cos(x) * cos(y) == (cos(x-y) + cos(x+y))/2
sin(x) * cos(y) == (sin(x-y) + sin(x + y))/2


Type: Void

g := sin(a)*sin(b) + cos(b)*cos(a) + sin(2*a)*cos(2*a)


 sin(a)sin(b)+cos(2a)sin(2a)+cos(a)cos(b)

Type: Expression Integer

sinCosProducts g

Compiling body of rule sinCosProducts to compute value of type
Ruleset(Integer,Integer,Expression Integer)


 sin(4a)+2cos(b-a)2

Type: Expression Integer

Another qualification you will often want to use is to allow a pattern to match an identity element. Using the pattern x+y, for example, neither x nor y matches the expression 0. Similarly, if a pattern contains a product x*y or an exponentiation x**y, then neither x or y matches 1.
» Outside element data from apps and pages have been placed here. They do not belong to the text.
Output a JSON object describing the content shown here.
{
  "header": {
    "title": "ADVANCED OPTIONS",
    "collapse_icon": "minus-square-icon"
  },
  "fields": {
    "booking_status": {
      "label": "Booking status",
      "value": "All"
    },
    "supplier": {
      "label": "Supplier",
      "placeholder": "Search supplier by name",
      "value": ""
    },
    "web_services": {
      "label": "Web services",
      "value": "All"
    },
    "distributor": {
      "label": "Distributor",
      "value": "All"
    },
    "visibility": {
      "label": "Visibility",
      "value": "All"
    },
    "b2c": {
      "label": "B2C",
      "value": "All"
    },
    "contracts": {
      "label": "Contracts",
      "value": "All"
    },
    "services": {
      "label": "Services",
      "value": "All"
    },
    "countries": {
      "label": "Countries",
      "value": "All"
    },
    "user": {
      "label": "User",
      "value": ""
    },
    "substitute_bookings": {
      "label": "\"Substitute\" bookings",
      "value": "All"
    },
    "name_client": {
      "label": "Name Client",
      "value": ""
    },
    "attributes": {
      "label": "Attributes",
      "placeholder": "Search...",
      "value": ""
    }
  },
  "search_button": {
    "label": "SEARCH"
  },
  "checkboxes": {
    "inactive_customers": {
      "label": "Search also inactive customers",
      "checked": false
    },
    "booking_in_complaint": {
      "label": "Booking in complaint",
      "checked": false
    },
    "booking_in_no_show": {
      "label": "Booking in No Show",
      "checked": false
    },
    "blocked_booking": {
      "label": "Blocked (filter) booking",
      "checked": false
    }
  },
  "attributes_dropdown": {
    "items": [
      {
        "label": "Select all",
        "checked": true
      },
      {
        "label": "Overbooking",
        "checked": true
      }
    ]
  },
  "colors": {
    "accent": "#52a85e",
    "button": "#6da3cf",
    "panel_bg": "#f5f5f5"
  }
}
If identical elements were matched, pattern matching would generally loop. Here is an expansion rule for exponentials.

exprule := rule exp(a + b) == exp(a) * exp(b)


 e(b+a)==eaeb

Type: RewriteRule(Integer,Integer,Expression Integer)

This rule would cause infinite rewriting on this if either a or b were allowed to match 0.

exprule exp x


 ex

Type: Expression Integer

There are occasions when you do want a pattern variable in a sum or product to match 0 or 1. If so, prefix its name with a ? whenever it appears in a left-hand side of a rule. For example, consider the following rule for the exponential integral: This rule is valid for y=0. One solution is to create a Ruleset with two rules, one with and one without y. A better solution is to use an optional pattern variable.

Define rule eirule with a pattern variable to indicate that an expression may or may not occur.

eirule := rule integral((?y + exp x)/x,x) == integral(y/x,x) + Ei x


 ∫xe%M+y%Md%M==’integral(yx,x)+’Ei(x)

Type: RewriteRule(Integer,Integer,Expression Integer)

Apply rule eirule to an integral without this term.

eirule integral(exp u/u, u)


 Ei(u)

Type: Expression Integer

Apply rule eirule to an integral with this term.

eirule integral(sin u + exp u/u, u)


 ∫usin(%M)d%M+Ei(u)

Type: Expression Integer

Here is one final adornment you will find useful. When matching a pattern of the form x+y to an expression containing a long sum of the form a+…+b, there is no way to predict in advance which subset of the sum matches x and which matches y. Aside from efficiency, this is generally unimportant since the rule holds for any possible combination of matches for x and y. In some situations, however, you may want to say which pattern variable is a sum (or product) of several terms, and which should match only a single term. To do this, put a prefix colon : before the pattern variable that you want to match multiple terms. pattern:variable:matching several terms

The remaining rules involve operators u and v. operator

u := operator 'u


 u

Type: BasicOperator

These definitions tell FriCAS that u and v are formal operators to be used in expressions.

v := operator 'v


 v

Type: BasicOperator

First define myRule with no restrictions on the pattern variables x and y.

myRule := rule u(x + y) == u x + v y


 u(y+x)==’v(y)+’u(x)

Type: RewriteRule(Integer,Integer,Expression Integer)

Apply myRule to an expression.

myRule u(a + b + c + d)


 v(d+c+b)+u(a)

Type: Expression Integer

Define myOtherRule to match several terms so that the rule gets applied recursively.

myOtherRule := rule u(:x + y) == u x + v y


 u(y+x)==’v(y)+’u(x)

Type: RewriteRule(Integer,Integer,Expression Integer)

Apply myOtherRule to the same expression.

myOtherRule u(a + b + c + d)


 v(c)+v(b)+v(a)+u(d)

Type: Expression Integer